By Mary Milliken and Lisa Richwine
Amy Pascal will step down as co-chairman of Sony Pictures Entertainment after hackers angry about a movie she championed mocking North Korea’s dictator exposed a raft of embarrassing emails between Pascal and other Hollywood figures.
Pascal, one of the most powerful women executives in Hollywood, had kept a low profile since her emails were leaked by hackers and widely reported by media, particularly one in which she made racially insensitive remarks about President Barack Obama’s taste in films. She later apologised.
Sony Pictures said Pascal will step down from her current post in May to launch her own production venture on the studio lot.

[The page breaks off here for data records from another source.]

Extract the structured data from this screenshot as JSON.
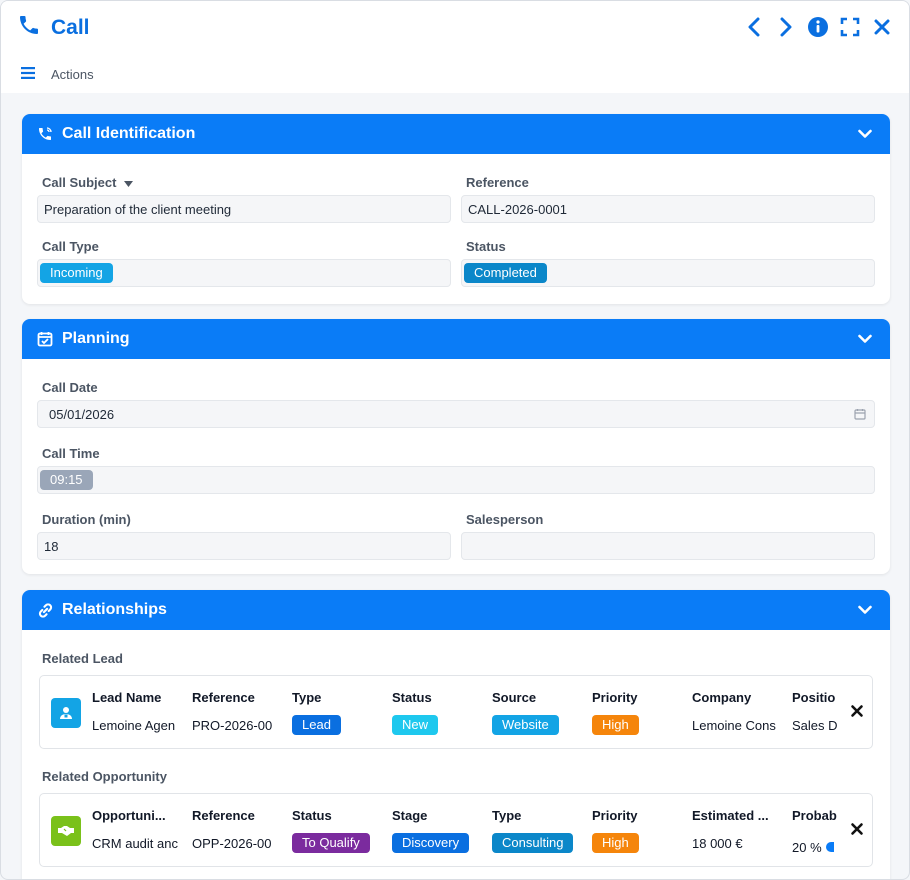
{
  "window": {
    "title": "Call",
    "actions_label": "Actions"
  },
  "colors": {
    "primary": "#0a7cf7",
    "title": "#0a6fe0"
  },
  "sections": {
    "identification": {
      "title": "Call Identification",
      "call_subject_label": "Call Subject",
      "call_subject_value": "Preparation of the client meeting",
      "reference_label": "Reference",
      "reference_value": "CALL-2026-0001",
      "call_type_label": "Call Type",
      "call_type_value": "Incoming",
      "status_label": "Status",
      "status_value": "Completed"
    },
    "planning": {
      "title": "Planning",
      "call_date_label": "Call Date",
      "call_date_value": "05/01/2026",
      "call_time_label": "Call Time",
      "call_time_value": "09:15",
      "duration_label": "Duration (min)",
      "duration_value": "18",
      "salesperson_label": "Salesperson",
      "salesperson_value": ""
    },
    "relationships": {
      "title": "Relationships",
      "lead": {
        "label": "Related Lead",
        "headers": [
          "Lead Name",
          "Reference",
          "Type",
          "Status",
          "Source",
          "Priority",
          "Company",
          "Positio"
        ],
        "values": [
          "Lemoine Agen",
          "PRO-2026-00",
          "Lead",
          "New",
          "Website",
          "High",
          "Lemoine Cons",
          "Sales D"
        ]
      },
      "opportunity": {
        "label": "Related Opportunity",
        "headers": [
          "Opportuni...",
          "Reference",
          "Status",
          "Stage",
          "Type",
          "Priority",
          "Estimated ...",
          "Probab"
        ],
        "values": [
          "CRM audit anc",
          "OPP-2026-00",
          "To Qualify",
          "Discovery",
          "Consulting",
          "High",
          "18 000 €",
          "20 %"
        ]
      }
    }
  }
}
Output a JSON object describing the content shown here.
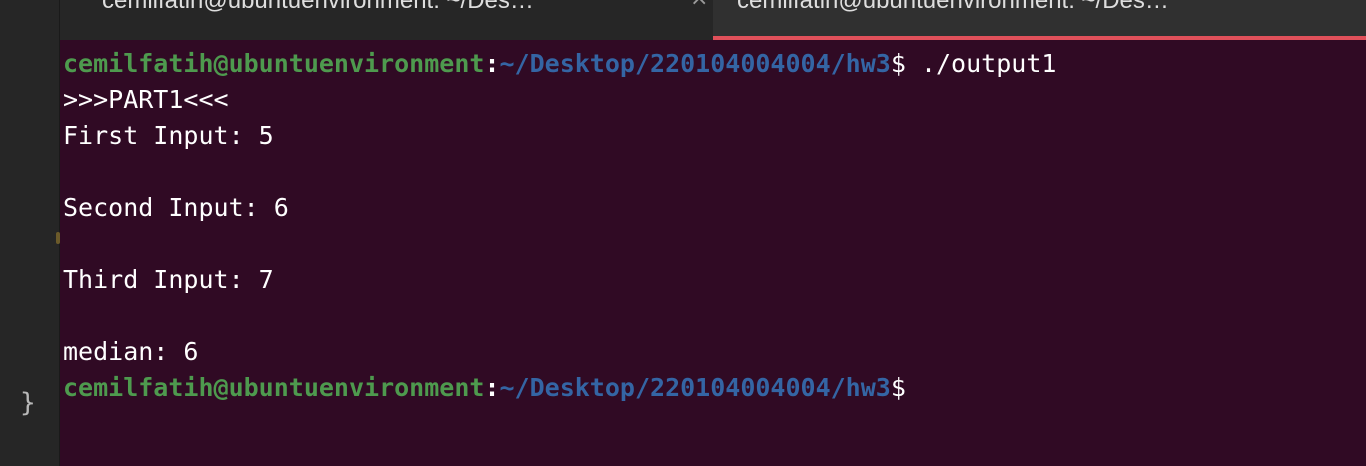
{
  "tabs": [
    {
      "label": "cemilfatih@ubuntuenvironment: ~/Des…",
      "close_glyph": "×",
      "active": false
    },
    {
      "label": "cemilfatih@ubuntuenvironment: ~/Des…",
      "active": true
    }
  ],
  "editor": {
    "brace": "}"
  },
  "terminal": {
    "prompt": {
      "user_host": "cemilfatih@ubuntuenvironment",
      "colon": ":",
      "path": "~/Desktop/220104004004/hw3",
      "dollar": "$"
    },
    "command": " ./output1",
    "output": {
      "part": ">>>PART1<<<",
      "first": "First Input: 5",
      "second": "Second Input: 6",
      "third": "Third Input: 7",
      "median": "median: 6"
    }
  }
}
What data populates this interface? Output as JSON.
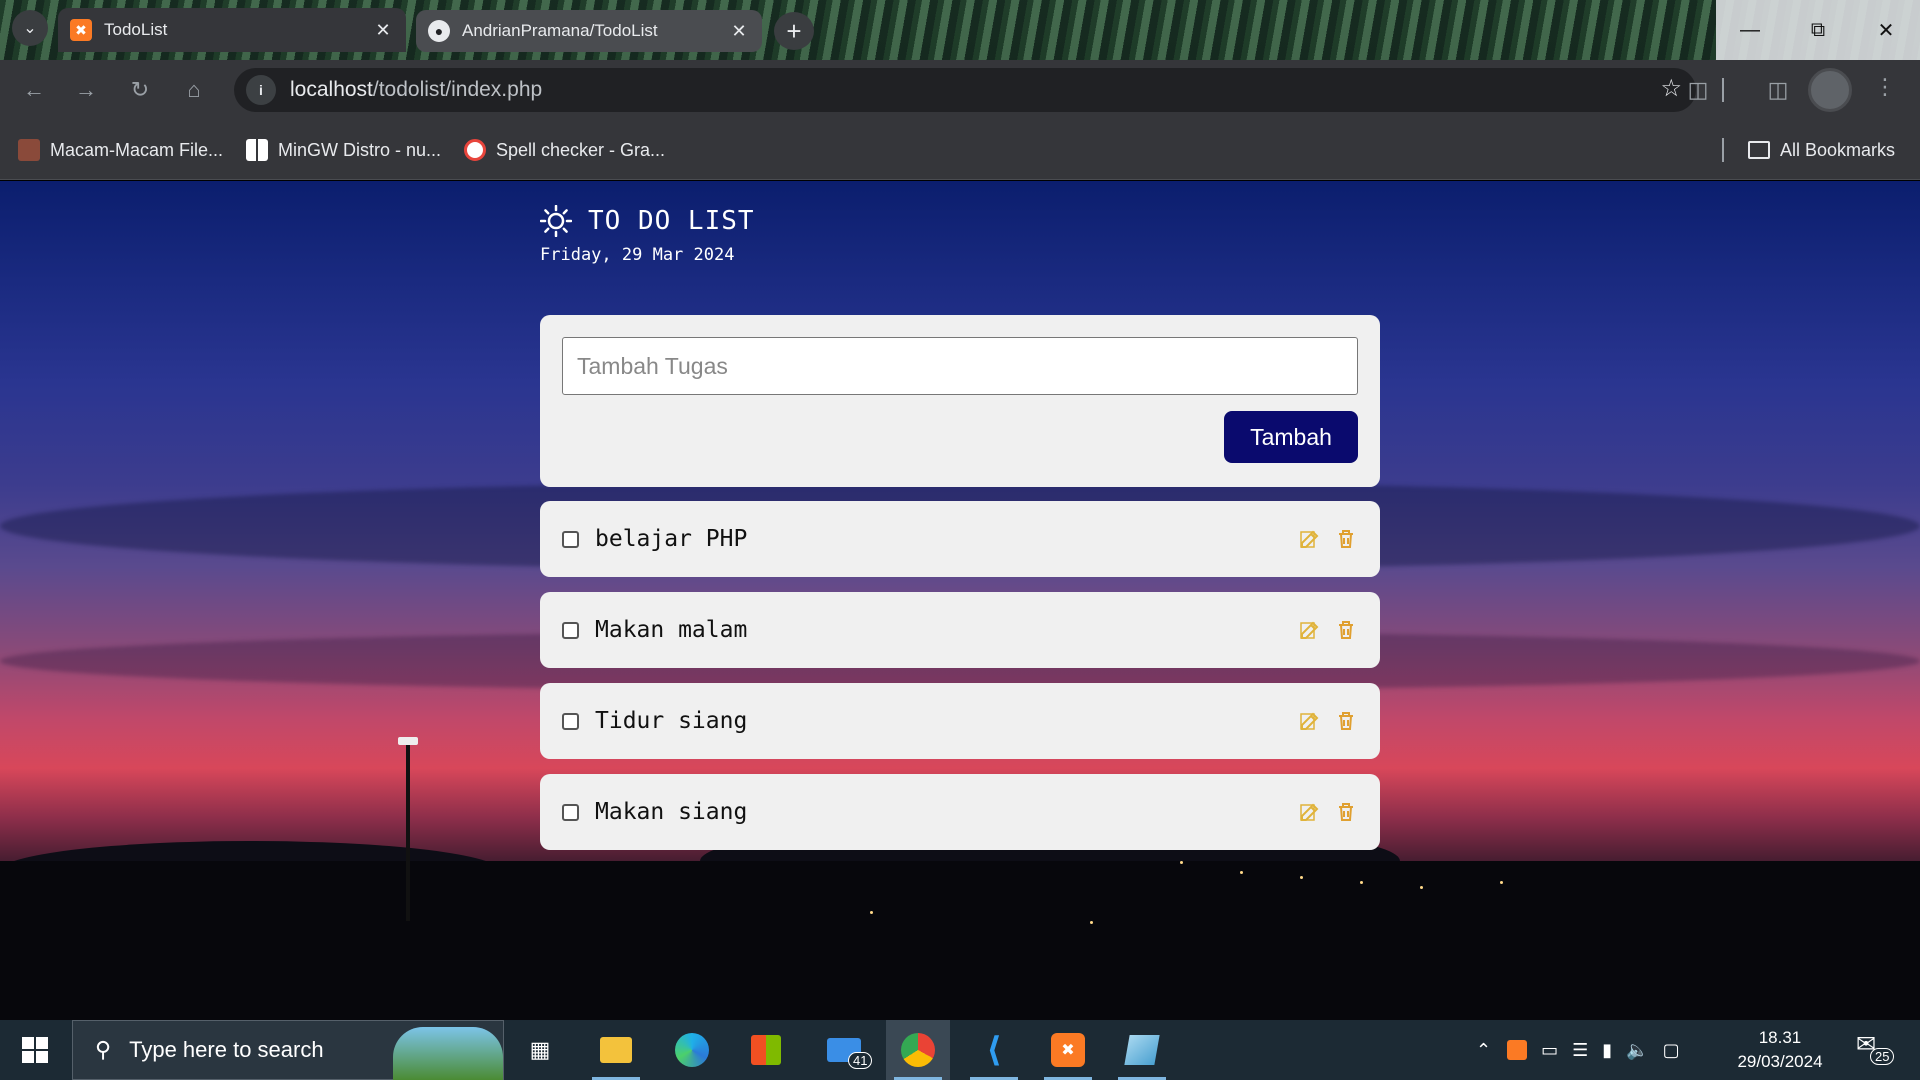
{
  "browser": {
    "tabs": [
      {
        "title": "TodoList",
        "favicon": "xampp-icon",
        "active": true
      },
      {
        "title": "AndrianPramana/TodoList",
        "favicon": "github-icon",
        "active": false
      }
    ],
    "url_host": "localhost",
    "url_path": "/todolist/index.php",
    "bookmarks": [
      {
        "label": "Macam-Macam File...",
        "icon": "avatar-icon"
      },
      {
        "label": "MinGW Distro - nu...",
        "icon": "windows-grid-icon"
      },
      {
        "label": "Spell checker - Gra...",
        "icon": "chat-bubble-icon"
      }
    ],
    "all_bookmarks_label": "All Bookmarks"
  },
  "app": {
    "title": "TO DO LIST",
    "date": "Friday, 29 Mar 2024",
    "input_placeholder": "Tambah Tugas",
    "add_button_label": "Tambah",
    "tasks": [
      {
        "label": "belajar PHP",
        "done": false
      },
      {
        "label": "Makan malam",
        "done": false
      },
      {
        "label": "Tidur siang",
        "done": false
      },
      {
        "label": "Makan siang",
        "done": false
      }
    ],
    "colors": {
      "primary_button": "#0a0a6e",
      "edit_icon": "#e0b33a",
      "delete_icon": "#e0a030"
    }
  },
  "taskbar": {
    "search_placeholder": "Type here to search",
    "mail_badge": "41",
    "time": "18.31",
    "date": "29/03/2024",
    "notification_count": "25"
  }
}
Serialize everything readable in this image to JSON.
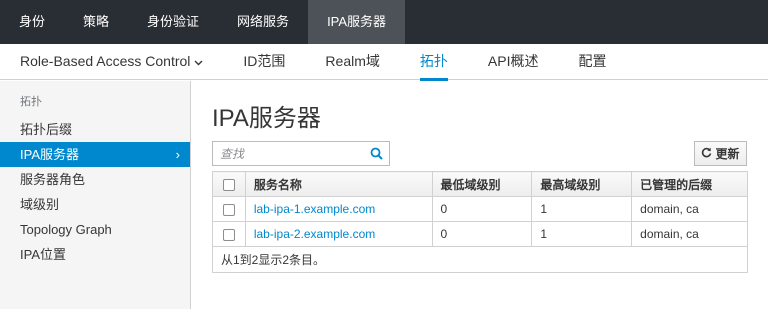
{
  "topnav": {
    "tabs": [
      {
        "label": "身份",
        "active": false
      },
      {
        "label": "策略",
        "active": false
      },
      {
        "label": "身份验证",
        "active": false
      },
      {
        "label": "网络服务",
        "active": false
      },
      {
        "label": "IPA服务器",
        "active": true
      }
    ]
  },
  "subnav": {
    "items": [
      {
        "label": "Role-Based Access Control",
        "dropdown": true,
        "active": false
      },
      {
        "label": "ID范围",
        "active": false
      },
      {
        "label": "Realm域",
        "active": false
      },
      {
        "label": "拓扑",
        "active": true
      },
      {
        "label": "API概述",
        "active": false
      },
      {
        "label": "配置",
        "active": false
      }
    ]
  },
  "sidebar": {
    "heading": "拓扑",
    "items": [
      {
        "label": "拓扑后缀",
        "active": false
      },
      {
        "label": "IPA服务器",
        "active": true
      },
      {
        "label": "服务器角色",
        "active": false
      },
      {
        "label": "域级别",
        "active": false
      },
      {
        "label": "Topology Graph",
        "active": false
      },
      {
        "label": "IPA位置",
        "active": false
      }
    ],
    "chevron": "›"
  },
  "main": {
    "title": "IPA服务器",
    "search": {
      "placeholder": "查找",
      "value": ""
    },
    "refresh_label": "更新",
    "table": {
      "columns": [
        "服务名称",
        "最低域级别",
        "最高域级别",
        "已管理的后缀"
      ],
      "rows": [
        {
          "name": "lab-ipa-1.example.com",
          "min": "0",
          "max": "1",
          "suffixes": "domain, ca"
        },
        {
          "name": "lab-ipa-2.example.com",
          "min": "0",
          "max": "1",
          "suffixes": "domain, ca"
        }
      ],
      "footer": "从1到2显示2条目。"
    }
  },
  "colors": {
    "topnav_bg": "#292e34",
    "topnav_active": "#4d5258",
    "accent": "#0088ce"
  }
}
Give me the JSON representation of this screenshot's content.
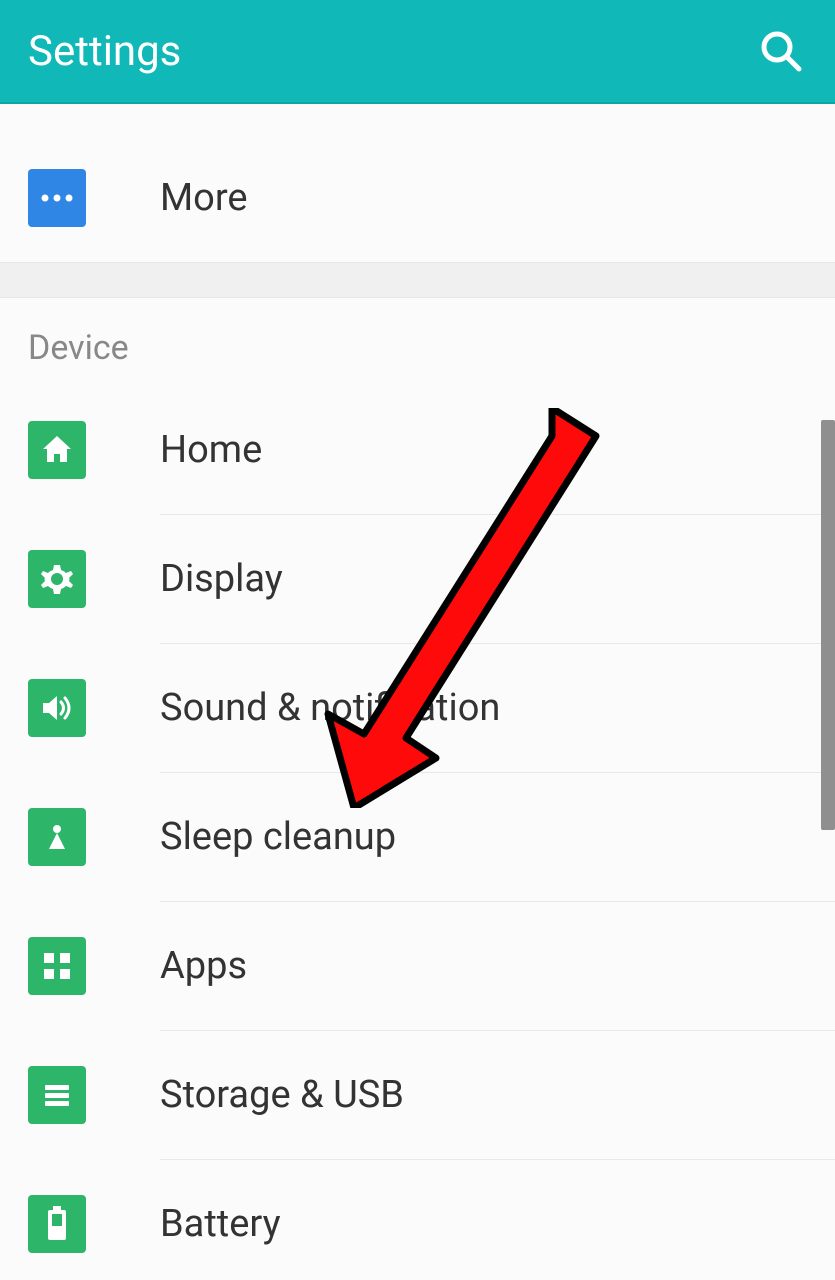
{
  "header": {
    "title": "Settings"
  },
  "top": {
    "more": {
      "label": "More",
      "icon": "more"
    }
  },
  "device": {
    "header": "Device",
    "items": [
      {
        "label": "Home",
        "icon": "home",
        "key": "home"
      },
      {
        "label": "Display",
        "icon": "gear",
        "key": "display"
      },
      {
        "label": "Sound & notification",
        "icon": "sound",
        "key": "sound"
      },
      {
        "label": "Sleep cleanup",
        "icon": "clean",
        "key": "sleep"
      },
      {
        "label": "Apps",
        "icon": "apps",
        "key": "apps"
      },
      {
        "label": "Storage & USB",
        "icon": "storage",
        "key": "storage"
      },
      {
        "label": "Battery",
        "icon": "battery",
        "key": "battery"
      }
    ]
  },
  "annotation": {
    "arrow_target": "sound"
  }
}
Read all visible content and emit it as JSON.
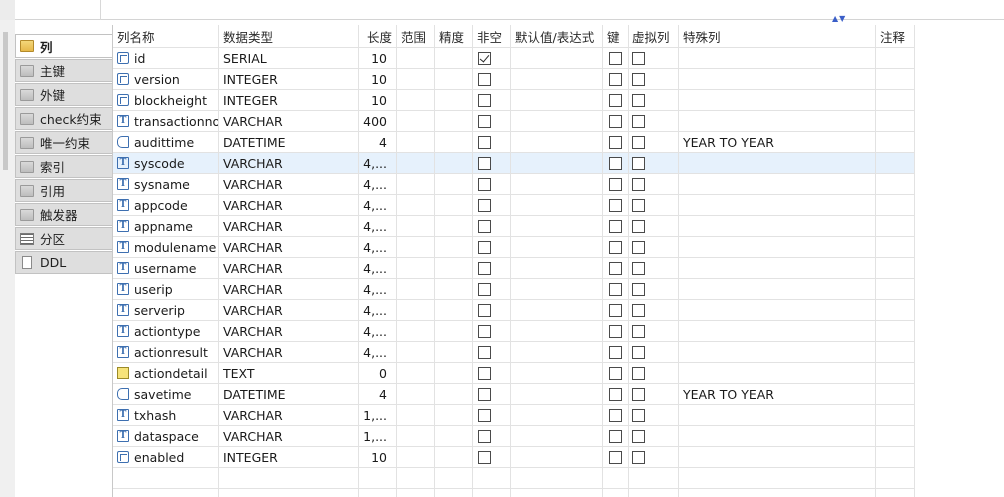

Sony Pictures Chief Executive and Chairman Michael Lynton told Reuters that the emails leaked late last year played no role in his and Pascal’s decision not to renew her contract in March 2015.
The entertainment arm of Sony Corp was victim of the most destructive cyberattack on a private company on US soil.
The US government has blamed the hack on North Korea after the reclusive nation was angered by a Sony comedy The Interview, which depicts the fictional assassination of leader Kim Jong Un.
Pascal had greenlighted the movie, which opened in limited release after the studio reversed a decision, condemned by Obama, to cancel its theatrical release.
Pascal, who joined Sony’s Columbia Pictures in 1988, said in a statement that she and Lynton had been discussing her transition to producer for “quite some time.”
“As the slate for the next 2 years has come together, it felt like the right time to transition into this new role,” Pascal said in a statement from the company, adding “I am leaving the studio in great hands.”
Sony did not immediately disclose who would be filling her post.
Pascal’s new production venture will focus on film, television and theater, the studio said. As part of a four-year agreement, Sony Pictures will finance Pascal’s venture and retain distribution rights to films financed.